"Supermicro is committed to delivering complete IT Solutions composed of advanced HPC clusters for customers that outpace industry standard lead times leveraging our newly expanded US and Taiwan manufacturing facilities," said Charles Liang, President and CEO of Supermicro. "We can now deliver large numbers of liquid-cooled clusters that use state-of-the-art computing technologies, allowing customers to get up and running quickly, resulting in reduced costs. With our Made in the USA initiative, plus other programmes, customers can design optimised HPC and AI systems for their exact workloads. In addition, the upcoming Universal GPU system will provide customers a variety of complete systems with a choice of the CPU, GPU, and switch technologies."
While Supermicro continues to design the most efficient air-cooled systems, liquid cooling is becoming a necessary technology for high-performing servers, such as the Supermicro SuperBlade® and GPU servers containing the latest CPUs and GPUs. The new Supermicro manufacturing facilities are equipped to manufacture entire liquid-cooled clusters, tested at scale before customer shipment.

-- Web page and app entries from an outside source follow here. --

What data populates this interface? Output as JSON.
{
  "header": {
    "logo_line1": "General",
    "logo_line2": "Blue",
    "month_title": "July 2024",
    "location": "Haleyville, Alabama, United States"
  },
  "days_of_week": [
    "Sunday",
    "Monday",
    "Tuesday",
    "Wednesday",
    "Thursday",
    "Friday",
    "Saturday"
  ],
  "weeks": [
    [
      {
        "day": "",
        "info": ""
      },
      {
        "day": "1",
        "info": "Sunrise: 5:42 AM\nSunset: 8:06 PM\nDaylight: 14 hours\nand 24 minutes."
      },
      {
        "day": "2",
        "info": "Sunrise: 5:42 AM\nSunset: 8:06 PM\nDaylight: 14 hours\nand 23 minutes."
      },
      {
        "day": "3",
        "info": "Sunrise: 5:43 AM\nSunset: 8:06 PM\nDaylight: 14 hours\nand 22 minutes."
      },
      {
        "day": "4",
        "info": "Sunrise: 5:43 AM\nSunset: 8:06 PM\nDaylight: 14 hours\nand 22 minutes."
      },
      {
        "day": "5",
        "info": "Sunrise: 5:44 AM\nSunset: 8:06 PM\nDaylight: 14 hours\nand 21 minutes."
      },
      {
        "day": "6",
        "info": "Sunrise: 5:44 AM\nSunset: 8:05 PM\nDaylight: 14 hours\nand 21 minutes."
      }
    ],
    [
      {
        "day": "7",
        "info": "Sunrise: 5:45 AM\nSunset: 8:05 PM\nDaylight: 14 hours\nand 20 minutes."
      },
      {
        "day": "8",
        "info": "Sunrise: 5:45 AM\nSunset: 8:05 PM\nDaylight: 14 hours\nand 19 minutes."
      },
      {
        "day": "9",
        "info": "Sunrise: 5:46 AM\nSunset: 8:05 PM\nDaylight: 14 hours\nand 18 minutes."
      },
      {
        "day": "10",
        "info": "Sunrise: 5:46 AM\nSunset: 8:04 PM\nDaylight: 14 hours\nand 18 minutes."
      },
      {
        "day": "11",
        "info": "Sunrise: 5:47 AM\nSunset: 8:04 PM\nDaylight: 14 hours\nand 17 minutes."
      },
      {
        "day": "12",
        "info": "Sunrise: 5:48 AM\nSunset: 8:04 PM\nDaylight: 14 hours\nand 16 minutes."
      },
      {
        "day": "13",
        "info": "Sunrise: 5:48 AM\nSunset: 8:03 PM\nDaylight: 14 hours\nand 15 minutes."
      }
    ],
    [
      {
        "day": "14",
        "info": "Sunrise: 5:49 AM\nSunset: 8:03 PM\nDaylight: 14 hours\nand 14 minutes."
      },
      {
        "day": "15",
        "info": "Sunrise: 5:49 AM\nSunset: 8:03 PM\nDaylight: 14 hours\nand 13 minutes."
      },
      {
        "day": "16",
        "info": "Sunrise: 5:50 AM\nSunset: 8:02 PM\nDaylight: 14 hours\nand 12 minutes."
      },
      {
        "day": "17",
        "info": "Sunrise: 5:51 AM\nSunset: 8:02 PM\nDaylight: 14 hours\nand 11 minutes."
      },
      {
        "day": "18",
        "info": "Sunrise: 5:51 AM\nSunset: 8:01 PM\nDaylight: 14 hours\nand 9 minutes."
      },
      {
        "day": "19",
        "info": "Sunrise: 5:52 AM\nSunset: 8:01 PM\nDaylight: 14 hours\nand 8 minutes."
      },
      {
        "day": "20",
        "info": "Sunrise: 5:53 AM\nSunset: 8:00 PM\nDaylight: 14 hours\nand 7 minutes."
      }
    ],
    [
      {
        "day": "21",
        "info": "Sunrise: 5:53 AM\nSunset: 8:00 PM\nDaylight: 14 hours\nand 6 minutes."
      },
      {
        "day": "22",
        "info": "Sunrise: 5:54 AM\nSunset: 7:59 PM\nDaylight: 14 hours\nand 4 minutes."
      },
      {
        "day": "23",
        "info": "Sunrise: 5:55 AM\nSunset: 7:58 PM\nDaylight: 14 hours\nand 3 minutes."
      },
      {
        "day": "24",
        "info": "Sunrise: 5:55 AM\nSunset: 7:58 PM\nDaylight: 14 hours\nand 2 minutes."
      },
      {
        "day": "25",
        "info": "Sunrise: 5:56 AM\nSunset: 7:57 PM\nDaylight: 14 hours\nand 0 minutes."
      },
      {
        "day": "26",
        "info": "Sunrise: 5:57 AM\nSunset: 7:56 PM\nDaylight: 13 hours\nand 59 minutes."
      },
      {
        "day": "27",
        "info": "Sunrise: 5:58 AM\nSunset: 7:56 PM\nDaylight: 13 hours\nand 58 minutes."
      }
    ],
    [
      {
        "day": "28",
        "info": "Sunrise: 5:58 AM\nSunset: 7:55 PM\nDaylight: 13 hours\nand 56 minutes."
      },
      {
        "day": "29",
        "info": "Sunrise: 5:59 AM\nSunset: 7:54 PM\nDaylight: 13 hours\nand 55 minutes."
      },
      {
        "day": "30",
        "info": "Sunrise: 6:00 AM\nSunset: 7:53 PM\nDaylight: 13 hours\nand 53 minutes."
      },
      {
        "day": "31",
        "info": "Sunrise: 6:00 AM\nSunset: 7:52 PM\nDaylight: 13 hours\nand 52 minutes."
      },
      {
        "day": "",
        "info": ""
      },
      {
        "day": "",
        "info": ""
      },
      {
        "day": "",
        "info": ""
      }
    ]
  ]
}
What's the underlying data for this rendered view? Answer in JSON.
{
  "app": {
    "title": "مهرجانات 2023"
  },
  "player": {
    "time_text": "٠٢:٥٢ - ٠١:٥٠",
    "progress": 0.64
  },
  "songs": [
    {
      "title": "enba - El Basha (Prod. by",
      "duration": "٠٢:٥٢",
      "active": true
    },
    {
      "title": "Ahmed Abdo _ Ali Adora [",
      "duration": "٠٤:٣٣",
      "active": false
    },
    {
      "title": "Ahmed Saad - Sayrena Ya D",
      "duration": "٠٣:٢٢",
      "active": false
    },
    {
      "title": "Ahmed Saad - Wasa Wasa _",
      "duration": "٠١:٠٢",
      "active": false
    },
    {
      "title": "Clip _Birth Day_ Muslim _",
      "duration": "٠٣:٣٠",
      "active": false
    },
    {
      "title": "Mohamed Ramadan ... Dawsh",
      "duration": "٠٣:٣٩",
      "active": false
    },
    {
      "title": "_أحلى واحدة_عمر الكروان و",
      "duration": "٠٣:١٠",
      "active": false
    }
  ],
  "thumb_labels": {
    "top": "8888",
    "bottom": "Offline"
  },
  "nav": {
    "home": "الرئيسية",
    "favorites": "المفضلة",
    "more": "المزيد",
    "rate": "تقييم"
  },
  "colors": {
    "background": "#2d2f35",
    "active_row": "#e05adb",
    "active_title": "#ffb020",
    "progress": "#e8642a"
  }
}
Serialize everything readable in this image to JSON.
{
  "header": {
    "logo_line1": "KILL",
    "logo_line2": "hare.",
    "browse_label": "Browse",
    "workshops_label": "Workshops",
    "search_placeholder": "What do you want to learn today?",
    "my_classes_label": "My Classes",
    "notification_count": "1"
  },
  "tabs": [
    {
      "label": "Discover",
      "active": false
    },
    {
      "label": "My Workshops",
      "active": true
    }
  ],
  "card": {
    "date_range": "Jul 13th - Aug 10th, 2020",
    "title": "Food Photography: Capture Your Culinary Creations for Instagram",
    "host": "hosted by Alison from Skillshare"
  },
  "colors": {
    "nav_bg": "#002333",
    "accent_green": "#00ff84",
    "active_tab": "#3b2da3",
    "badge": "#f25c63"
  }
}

"We continue to work with Supermicro for some of our large-scale HPC systems for our open science projects," stated Matt Leininger, Sr. Principal HPC, at Lawrence Livermore National Laboratory (LLNL). "LLNL is a leader in investigating new computing technologies to reduce time to solve numerically intensive applications. We look forward to a continued relationship with Supermicro."